Make an appointment today with Osteopath Luke Fuller who can perform a musculoskeletal screen to identify any muscle imbalances or areas that require more flexibility. Luke can teach you the dynamic stretching exercises that professional athlete’s use, which will enhance your performance today.
November 2nd, 2011
I created this recipe in the summer when I was given two beautiful organic zucchinis and wanted to make something special with them. It turns out zucchini isn’t just for chopping up and throwing in your spaghetti sauce! This finger food is also a great way for kids to enjoy their veggies. Makes 10-12 rolls.
-2 large zucchini (or 3 small) cut into ¼ inch lengthwise strips
-85 grams goat cheese (I used Woolwich Dairy’s peppercorn goat cheese and used ¾ of the 113 g size. Use the plain variety if you don’t want any spiciness or experiment with other flavours!)
-2 tbsp finely chopped red onion
-2 tsp olive oil + 1 tbsp for baking sheet
-½ tsp dried basil
-¼ tsp sea salt
Heat oven to 350°. Drizzle 1 tbsp of olive oil on a baking sheet and spread it around with a paper towel. Place zucchini strips on baking sheet and bake until soft (approx. 15 minutes). When finished baking, remove from oven and place on a cooling rack.
Combine the goat cheese, red onion, 2 tsp olive oil, dried basil, and sea salt in a bowl. Spread a generous teaspoon of the filling over one side of the baked zucchini strip using a mini spatula. Loosely roll the zucchini up and place it back on the baking sheet. Heat the broiler and broil (on high) for 5 minutes. Enjoy!

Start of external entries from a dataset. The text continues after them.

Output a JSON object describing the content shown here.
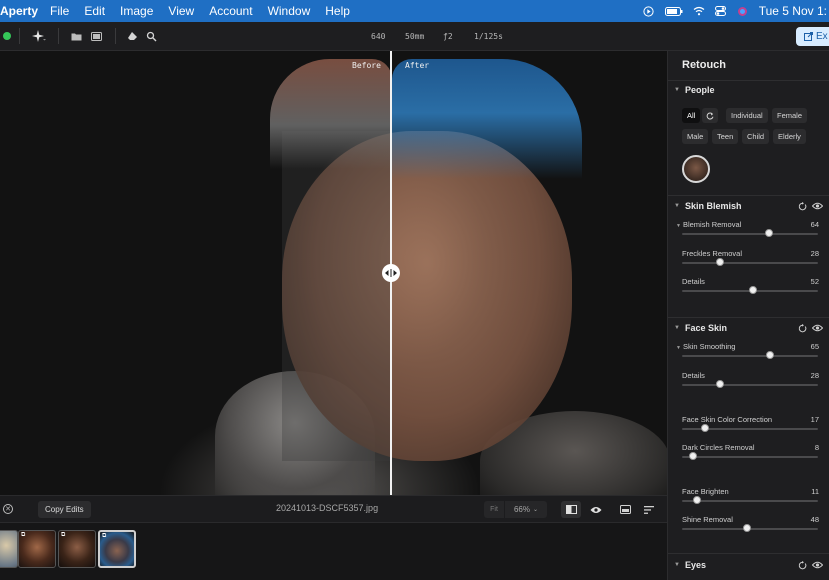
{
  "menubar": {
    "app_name": "Aperty",
    "menus": [
      "File",
      "Edit",
      "Image",
      "View",
      "Account",
      "Window",
      "Help"
    ],
    "date": "Tue 5 Nov  1:"
  },
  "toolbar": {
    "exif": [
      "640",
      "50mm",
      "ƒ2",
      "1/125s"
    ],
    "export_label": "Ex"
  },
  "canvas": {
    "before_label": "Before",
    "after_label": "After"
  },
  "bottombar": {
    "copy_edits_label": "Copy Edits",
    "filename": "20241013-DSCF5357.jpg",
    "fit_label": "Fit",
    "zoom_value": "66%"
  },
  "filmstrip": {
    "count": 4,
    "selected_index": 3
  },
  "panel": {
    "title": "Retouch",
    "people": {
      "title": "People",
      "chips_row1": [
        "All",
        "Individual",
        "Female"
      ],
      "chips_row2": [
        "Male",
        "Teen",
        "Child",
        "Elderly"
      ]
    },
    "skin_blemish": {
      "title": "Skin Blemish",
      "sliders": [
        {
          "label": "Blemish Removal",
          "value": "64",
          "fraction": 0.64
        },
        {
          "label": "Freckles Removal",
          "value": "28",
          "fraction": 0.28
        },
        {
          "label": "Details",
          "value": "52",
          "fraction": 0.52
        }
      ]
    },
    "face_skin": {
      "title": "Face Skin",
      "sliders": [
        {
          "label": "Skin Smoothing",
          "value": "65",
          "fraction": 0.65
        },
        {
          "label": "Details",
          "value": "28",
          "fraction": 0.28
        },
        {
          "label": "Face Skin Color Correction",
          "value": "17",
          "fraction": 0.17
        },
        {
          "label": "Dark Circles Removal",
          "value": "8",
          "fraction": 0.08
        },
        {
          "label": "Face Brighten",
          "value": "11",
          "fraction": 0.11
        },
        {
          "label": "Shine Removal",
          "value": "48",
          "fraction": 0.48
        }
      ]
    },
    "eyes": {
      "title": "Eyes"
    }
  }
}
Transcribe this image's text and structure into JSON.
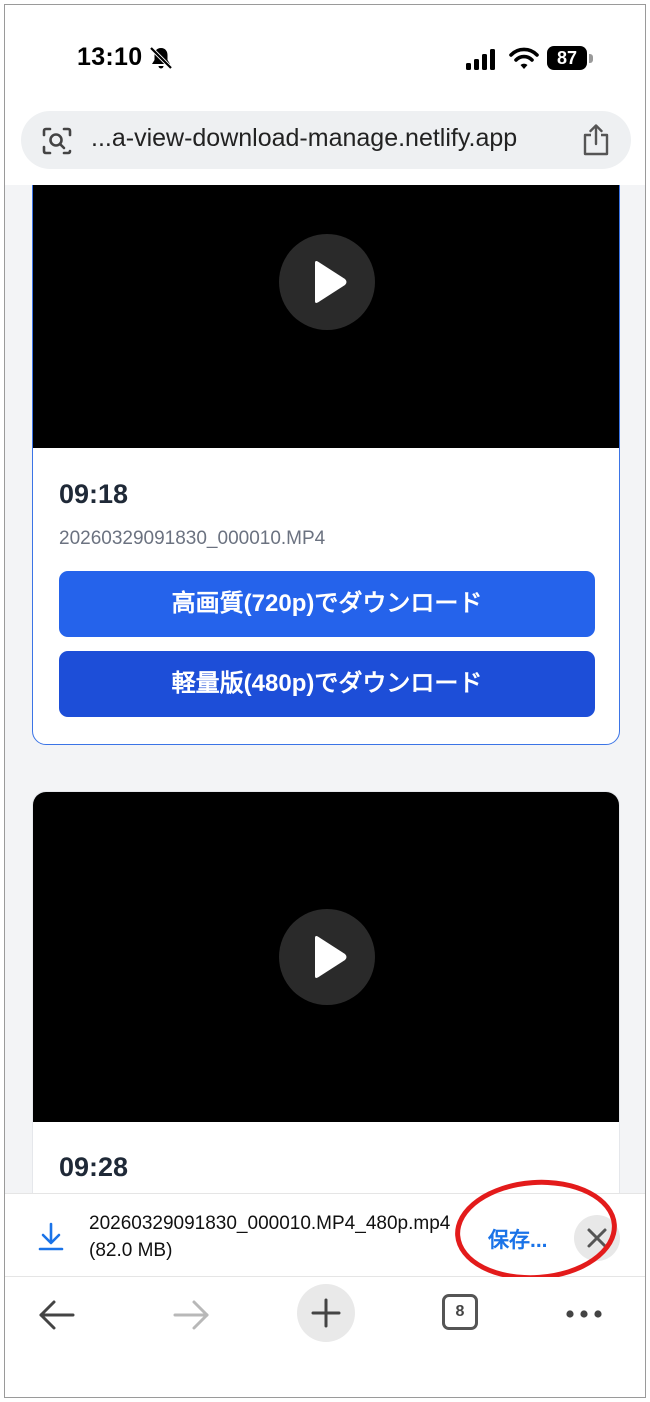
{
  "status_bar": {
    "time": "13:10",
    "battery": "87"
  },
  "address_bar": {
    "url": "...a-view-download-manage.netlify.app"
  },
  "videos": [
    {
      "time": "09:18",
      "filename": "20260329091830_000010.MP4",
      "hq_button": "高画質(720p)でダウンロード",
      "lite_button": "軽量版(480p)でダウンロード"
    },
    {
      "time": "09:28"
    }
  ],
  "download": {
    "filename": "20260329091830_000010.MP4_480p.mp4 (82.0 MB)",
    "save_label": "保存..."
  },
  "toolbar": {
    "tab_count": "8"
  },
  "colors": {
    "primary_button": "#2563eb",
    "secondary_button": "#1d4ed8",
    "link": "#1a73e8",
    "annotation": "#e31b1b"
  }
}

November 1st, 2011
We have added convenient treatment times to fit with your busy schedule.
Did you know that we now have Chiropractic (Dr. Gavin), Naturopathic (Dr.Jen), Massage Therapy (Slava Tyumkin) and Personal Training services on Saturday?
Call to book an appointment. 416-481-8880.
November 1st, 2011
Purpose: A quick guide to running injury prevention. This article is a lead in to an almost complete e-book that runners can use to keep healthy and improve performance.
Injury prevention for runners is not rock-solidly founded in science… and may not even be possible. With runners it is more injury management. You are going to get injured and you are going to have some aches and pains. The ideal is to minimize your lost training time and avoid some of the nasty injuries that can jeopardize your long term running and goals.
As I said, injury management is not a science. What works for one person often does not work for another. Unfortunately, there are few strong statements that we can make about injury prevention.
If a therapist tells you that you must do “x” to prevent injuries then for the most part they probably don’t know what they are talking about. Injury prevention articles tend to glom onto whatever is fadish (e.g. core stability, dynamic warm ups, stretching, minimalism).
This article will be some opinion that is informed by some research. All of the suggestions can help some of the time.
We can roughly categorize injury factors into extrinsic factors (something outside of yourself) and intrinsic factors (things about you).
Click Here to continue reading this article…